    Kahuna
    Humuhumunukunukuapua'a

  3. #3
    Join Date
    Nov 2014
    Location
    Texas
    Posts
    112
    I believe the answer (based on your reply) I was looking for is that some occupations require a contract that gives you extra pay based upon overtime hours calculated; however, they expect you to work X-number of hours each week and if you work less/more you still get paid based on that X-number of hours. So a set salary instead of hourly.... so me taking the salary diving it by weeks and 40 hours a week is irrelevant due to a salary-based (fixed paycheck) pay system.

    Correct?

  4. #4
    Join Date
    Dec 2000
    Location
    CA!
    Posts
    2,035
    Again it just depends. It depends on the labor agreement/contract between the employee association and the employer. Some departments here in CA pay an hourly rate. Again you may earn overtime for all hours in excess of your normally scheduled hours worked *PER DAY* regardless of how many hours you work in the pay period total. Still others will pay overtime for any hours worked in excess of the total normally scheduled hours for the entire pay period.
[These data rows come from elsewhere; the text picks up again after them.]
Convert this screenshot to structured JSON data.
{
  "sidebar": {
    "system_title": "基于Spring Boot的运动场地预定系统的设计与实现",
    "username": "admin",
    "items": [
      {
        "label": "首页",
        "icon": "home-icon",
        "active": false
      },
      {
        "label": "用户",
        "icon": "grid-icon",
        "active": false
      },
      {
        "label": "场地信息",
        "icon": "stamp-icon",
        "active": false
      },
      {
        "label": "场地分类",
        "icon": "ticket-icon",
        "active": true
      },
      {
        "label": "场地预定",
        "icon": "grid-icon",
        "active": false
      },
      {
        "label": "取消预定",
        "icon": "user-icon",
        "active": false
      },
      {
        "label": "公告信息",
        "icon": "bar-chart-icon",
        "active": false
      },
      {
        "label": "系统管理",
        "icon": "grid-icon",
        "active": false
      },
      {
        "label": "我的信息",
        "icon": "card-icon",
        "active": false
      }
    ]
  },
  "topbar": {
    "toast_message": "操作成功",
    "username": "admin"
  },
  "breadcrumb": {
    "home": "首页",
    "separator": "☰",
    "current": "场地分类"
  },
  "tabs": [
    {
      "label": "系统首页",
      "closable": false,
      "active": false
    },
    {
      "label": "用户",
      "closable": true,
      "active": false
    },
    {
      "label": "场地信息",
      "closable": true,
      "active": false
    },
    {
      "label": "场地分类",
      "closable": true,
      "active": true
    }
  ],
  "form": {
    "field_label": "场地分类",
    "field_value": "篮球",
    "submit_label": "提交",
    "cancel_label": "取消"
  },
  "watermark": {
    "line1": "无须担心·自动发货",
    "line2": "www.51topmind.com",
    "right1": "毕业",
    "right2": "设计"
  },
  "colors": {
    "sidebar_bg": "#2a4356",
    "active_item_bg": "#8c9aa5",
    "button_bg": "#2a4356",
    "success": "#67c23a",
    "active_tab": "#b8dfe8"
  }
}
Again this would prevent you from getting overtime if you took a day off on vacation or sick leave during the pay period as you would be under your total scheduled hours for the week.

    You may have an hourly rate you are paid which will cause your paychecks to fluctuate a bit (so those months with an extra week in them you would get a higher check due to the extra hours worked) while still others pay you based on a salary so you get the same pay check each week minus any extra overtime. Even with a salary position they are going to calculate an hourly rate to base your overtime on.

    Overtime tends to be available in many law enforcement jobs. It's the nature of the beast with police work. You might be just 30 minutes from the end of your shift when some call comes out which holds you at work for hours after quitting time. You may have a month where you get subpoenaed to court for various cases all of your days off. Might be a month where a lot of people are calling in sick so you have to cover your shift and all or part of the next shift which might be short.

    In a "normal" job you often hold work over till the following work day with no real issues. In law enforcement you may have to get a report done before morning as the person you just arrested will be going to court the following day. Lots of variables. Best advice would be to talk with some employees from the agency you're looking at to determine what the pay/overtime situation is like. Many other states have public webpages on the Internet which let you look up government worker salaries and overtime. Lots of ways to see what is happening in a particular agency budget/pay/overtime wise.

    Good luck!

    Kahuna
    Humuhumunukunukuapua'a

  5. #5
    Join Date
    Nov 2014
    Location
    Texas
    Posts
    112
    Thank you!


 

Bookmarks

Posting Permissions

  • You may not post new threads
  • You may not post replies
  • You may not post attachments
  • You may not edit your posts
  •